The launch of the Z7 II took significant steps forward for Nikon’s full-frame mirrorless autofocus. The second-generation improved the speed of the autofocus system, as well as the ability to focus in limited light. While good, it’s not great — it’s a bit outpaced by competing cameras in terms of speed in low light. But, Nikon keeps taking steps forward with firmware updates. The latest update, 1.31, is another step forward, albeit a small one. It focuses on improving low light autofocus specifically when using the single-point autofocus mode.
I updated my loaner camera with the latest Nikon Z7 II firmware and tried it out in the dark corners of a closet and my dimly lit office. The camera can focus in pretty dark conditions, but it does take some time to lock on when lighting is poor. I updated our Nikon Z7 II review to reflect the new firmware. Here’s what I had to say on the Z7 II’s autofocus:
Autofocus was the biggest reason that I bought the D850 after the first Z7 came out. The autofocus in low light and for action just did not compare to the D850. Thankfully, that’s improved some in the second generation, partially via firmware updates. Though for the most demanding users, those changes may still not be quite enough. It will focus on action and in low light decently — it’s just not the best in class. I’d estimate it to be behind Canon and Sony, but ahead of Panasonic.
For low light, the Z7 II is ranked down to -3 EV (and -4 EV if you activate low light autofocus), which is finally the same low light range as the D850 in low light mode. The Z7 II has the AF assist beam built-in, while the company’s DSLRs can get a boost with the AF assist beam built into many hot shoe flashes. I shot the dance floor at a wedding, backlit by DJ lights, and had only about 10 to 15 percent of my shots out of focus. This was with Low Light AF off since this setting improves accuracy but reduces speed.
I tested the autofocus again after installing the latest firmware, 1.31. It’s not the first update to improve autofocus performance, but 1.31 focuses (pun intended) on the single point AF mode in low light.
For the AF system, the firmware takes baby steps forward; it’s not a huge change. But, while using single point AF, I was able to focus with the exposure set at -4 and even -5 EV when I placed the AF point on something with contrast. In low light, the Z7 II will indeed lock focus, it just doesn’t lock on as fast as some competitors. The Z7 II still takes a bit longer to focus when moving from vastly different focus points — the Canon R3 was a bit faster to focus on the same subject, for example.
I’m finally okay with the Z7 II’s autofocus system enough to recommend it for weddings with their dark dance floors and dimly lit venues. It’s comparable with the D850 for low light and the Sony a7R IV, which also lists a -3 EV in the specs. That said, The Z7 II still isn’t best-in-class when it comes to low light autofocus. The Canon EOS R5 can focus down to -EV 6 (though that’s with an f1.2 lens, and Nikon’s rating is with an f2 lens).

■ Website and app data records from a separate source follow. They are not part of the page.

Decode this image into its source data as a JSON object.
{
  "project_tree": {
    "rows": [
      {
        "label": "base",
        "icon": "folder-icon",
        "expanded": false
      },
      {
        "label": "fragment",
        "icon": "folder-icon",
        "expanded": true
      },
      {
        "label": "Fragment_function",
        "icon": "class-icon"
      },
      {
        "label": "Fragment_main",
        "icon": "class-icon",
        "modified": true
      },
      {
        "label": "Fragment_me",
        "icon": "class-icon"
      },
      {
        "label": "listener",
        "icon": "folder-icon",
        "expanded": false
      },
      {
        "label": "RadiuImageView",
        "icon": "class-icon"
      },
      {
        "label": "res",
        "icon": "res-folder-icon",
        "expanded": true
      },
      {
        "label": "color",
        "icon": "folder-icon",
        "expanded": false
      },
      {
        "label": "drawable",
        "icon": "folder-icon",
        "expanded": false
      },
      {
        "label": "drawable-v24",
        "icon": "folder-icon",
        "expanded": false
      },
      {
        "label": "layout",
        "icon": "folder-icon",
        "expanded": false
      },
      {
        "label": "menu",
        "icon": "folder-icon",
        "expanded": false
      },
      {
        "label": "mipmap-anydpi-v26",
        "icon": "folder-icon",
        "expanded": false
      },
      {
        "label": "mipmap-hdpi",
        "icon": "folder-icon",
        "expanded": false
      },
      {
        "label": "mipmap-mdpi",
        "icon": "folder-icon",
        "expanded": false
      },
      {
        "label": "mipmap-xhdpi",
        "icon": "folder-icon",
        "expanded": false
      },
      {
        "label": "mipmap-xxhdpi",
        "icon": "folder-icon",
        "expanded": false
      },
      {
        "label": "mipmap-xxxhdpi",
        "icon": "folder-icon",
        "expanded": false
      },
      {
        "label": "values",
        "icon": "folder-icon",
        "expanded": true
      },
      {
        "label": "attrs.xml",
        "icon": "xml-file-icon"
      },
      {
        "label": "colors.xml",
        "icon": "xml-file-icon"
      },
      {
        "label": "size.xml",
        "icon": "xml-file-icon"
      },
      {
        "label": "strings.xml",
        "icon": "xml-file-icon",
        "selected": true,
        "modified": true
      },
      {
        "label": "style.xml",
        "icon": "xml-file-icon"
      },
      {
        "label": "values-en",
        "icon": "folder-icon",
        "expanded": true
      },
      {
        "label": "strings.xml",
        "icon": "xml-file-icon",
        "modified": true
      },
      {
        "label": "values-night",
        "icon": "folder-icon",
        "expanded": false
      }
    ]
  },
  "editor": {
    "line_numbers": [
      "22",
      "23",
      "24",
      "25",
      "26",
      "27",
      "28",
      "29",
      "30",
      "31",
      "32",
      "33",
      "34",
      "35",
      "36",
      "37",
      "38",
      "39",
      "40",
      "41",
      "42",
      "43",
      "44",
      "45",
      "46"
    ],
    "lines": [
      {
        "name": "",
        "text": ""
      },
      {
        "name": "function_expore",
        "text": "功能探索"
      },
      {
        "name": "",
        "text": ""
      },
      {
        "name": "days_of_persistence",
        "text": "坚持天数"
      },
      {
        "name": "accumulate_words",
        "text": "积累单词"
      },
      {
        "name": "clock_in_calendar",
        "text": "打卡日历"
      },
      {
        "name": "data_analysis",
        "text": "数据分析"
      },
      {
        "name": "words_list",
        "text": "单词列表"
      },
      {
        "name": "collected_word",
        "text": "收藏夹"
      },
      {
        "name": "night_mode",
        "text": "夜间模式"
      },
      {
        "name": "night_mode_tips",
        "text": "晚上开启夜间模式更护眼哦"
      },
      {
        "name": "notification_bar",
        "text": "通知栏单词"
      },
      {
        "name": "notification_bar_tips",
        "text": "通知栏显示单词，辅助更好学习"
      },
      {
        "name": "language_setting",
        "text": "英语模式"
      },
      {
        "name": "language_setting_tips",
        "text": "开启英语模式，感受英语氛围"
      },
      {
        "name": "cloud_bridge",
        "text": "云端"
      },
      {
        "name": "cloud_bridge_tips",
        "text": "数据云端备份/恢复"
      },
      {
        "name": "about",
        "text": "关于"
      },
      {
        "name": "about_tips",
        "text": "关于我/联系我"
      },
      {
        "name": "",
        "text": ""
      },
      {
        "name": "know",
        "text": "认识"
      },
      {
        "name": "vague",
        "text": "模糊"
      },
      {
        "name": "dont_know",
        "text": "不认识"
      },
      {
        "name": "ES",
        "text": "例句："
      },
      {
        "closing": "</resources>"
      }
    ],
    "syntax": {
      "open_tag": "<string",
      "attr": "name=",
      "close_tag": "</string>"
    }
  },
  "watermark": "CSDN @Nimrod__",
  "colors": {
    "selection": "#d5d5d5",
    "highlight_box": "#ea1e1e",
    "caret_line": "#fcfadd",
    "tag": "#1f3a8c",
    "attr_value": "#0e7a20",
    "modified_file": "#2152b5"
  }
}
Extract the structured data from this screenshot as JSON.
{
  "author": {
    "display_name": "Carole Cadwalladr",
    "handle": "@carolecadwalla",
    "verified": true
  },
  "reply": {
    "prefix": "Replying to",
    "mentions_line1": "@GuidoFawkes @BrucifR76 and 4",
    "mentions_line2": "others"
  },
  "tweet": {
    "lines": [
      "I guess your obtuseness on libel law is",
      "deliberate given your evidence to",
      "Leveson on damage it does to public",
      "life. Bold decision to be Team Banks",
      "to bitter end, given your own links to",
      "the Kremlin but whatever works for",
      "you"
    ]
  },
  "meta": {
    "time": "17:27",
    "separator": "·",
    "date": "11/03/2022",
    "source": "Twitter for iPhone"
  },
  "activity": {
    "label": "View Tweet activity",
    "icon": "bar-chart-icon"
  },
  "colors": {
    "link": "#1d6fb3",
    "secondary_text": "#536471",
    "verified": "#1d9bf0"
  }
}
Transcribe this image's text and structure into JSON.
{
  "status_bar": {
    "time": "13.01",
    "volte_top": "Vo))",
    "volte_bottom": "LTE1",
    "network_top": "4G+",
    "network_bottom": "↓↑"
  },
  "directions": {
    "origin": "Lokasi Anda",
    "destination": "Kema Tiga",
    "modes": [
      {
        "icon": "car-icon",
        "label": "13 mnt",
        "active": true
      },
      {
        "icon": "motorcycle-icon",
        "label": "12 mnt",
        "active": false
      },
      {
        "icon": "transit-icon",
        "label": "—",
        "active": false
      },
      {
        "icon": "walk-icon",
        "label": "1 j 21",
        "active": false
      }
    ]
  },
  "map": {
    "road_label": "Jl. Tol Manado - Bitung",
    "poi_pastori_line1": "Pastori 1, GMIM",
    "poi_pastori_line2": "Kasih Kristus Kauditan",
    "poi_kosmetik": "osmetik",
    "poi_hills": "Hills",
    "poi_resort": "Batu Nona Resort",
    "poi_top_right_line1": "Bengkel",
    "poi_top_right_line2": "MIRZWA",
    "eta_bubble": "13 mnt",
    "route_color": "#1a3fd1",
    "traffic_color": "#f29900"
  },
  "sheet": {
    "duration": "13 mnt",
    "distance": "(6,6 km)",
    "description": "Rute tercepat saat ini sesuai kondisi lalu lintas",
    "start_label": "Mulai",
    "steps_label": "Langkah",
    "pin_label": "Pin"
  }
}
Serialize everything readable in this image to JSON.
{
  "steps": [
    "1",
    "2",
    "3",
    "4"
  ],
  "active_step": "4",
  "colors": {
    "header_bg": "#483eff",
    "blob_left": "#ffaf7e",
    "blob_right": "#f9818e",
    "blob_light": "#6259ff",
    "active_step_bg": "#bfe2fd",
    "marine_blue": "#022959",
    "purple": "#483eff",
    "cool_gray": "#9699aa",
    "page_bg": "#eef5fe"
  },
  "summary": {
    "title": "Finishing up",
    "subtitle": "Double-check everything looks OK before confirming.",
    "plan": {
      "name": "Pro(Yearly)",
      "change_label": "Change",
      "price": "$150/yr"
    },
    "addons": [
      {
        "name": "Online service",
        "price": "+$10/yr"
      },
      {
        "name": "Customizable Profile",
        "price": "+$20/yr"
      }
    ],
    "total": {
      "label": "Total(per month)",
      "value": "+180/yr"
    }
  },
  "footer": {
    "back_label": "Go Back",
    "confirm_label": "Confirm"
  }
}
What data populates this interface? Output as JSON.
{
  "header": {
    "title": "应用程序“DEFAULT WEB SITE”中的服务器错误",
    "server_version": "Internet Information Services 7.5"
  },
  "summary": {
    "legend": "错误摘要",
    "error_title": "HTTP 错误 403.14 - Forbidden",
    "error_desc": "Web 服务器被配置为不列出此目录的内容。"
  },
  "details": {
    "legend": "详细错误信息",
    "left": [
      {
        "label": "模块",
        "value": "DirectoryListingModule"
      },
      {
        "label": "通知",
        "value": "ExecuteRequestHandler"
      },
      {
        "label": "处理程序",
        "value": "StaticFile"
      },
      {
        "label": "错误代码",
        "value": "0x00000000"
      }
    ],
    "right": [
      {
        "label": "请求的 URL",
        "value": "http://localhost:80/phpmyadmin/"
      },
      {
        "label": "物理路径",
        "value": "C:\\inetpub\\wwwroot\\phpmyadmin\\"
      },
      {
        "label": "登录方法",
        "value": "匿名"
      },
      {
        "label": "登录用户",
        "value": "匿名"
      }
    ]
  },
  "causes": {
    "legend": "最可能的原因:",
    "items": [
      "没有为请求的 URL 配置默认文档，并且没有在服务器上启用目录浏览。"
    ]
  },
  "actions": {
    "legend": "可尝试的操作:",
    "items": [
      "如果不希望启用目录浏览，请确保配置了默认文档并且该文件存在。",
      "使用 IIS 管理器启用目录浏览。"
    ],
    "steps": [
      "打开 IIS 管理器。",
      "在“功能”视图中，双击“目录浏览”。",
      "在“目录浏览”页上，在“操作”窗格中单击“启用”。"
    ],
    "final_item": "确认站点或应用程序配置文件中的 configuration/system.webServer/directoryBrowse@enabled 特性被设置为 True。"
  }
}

In short, the Nikon Z7 II’s low light autofocus isn’t going to win any races, but it’s not in last place either. The updated firmware didn’t change my overall rating of the camera. But, I’m happy to see the company continuing to move forward and offering existing customers more performance with firmware updates.
The latest Nikon Z7 II firmware is available for download directly from Nikon.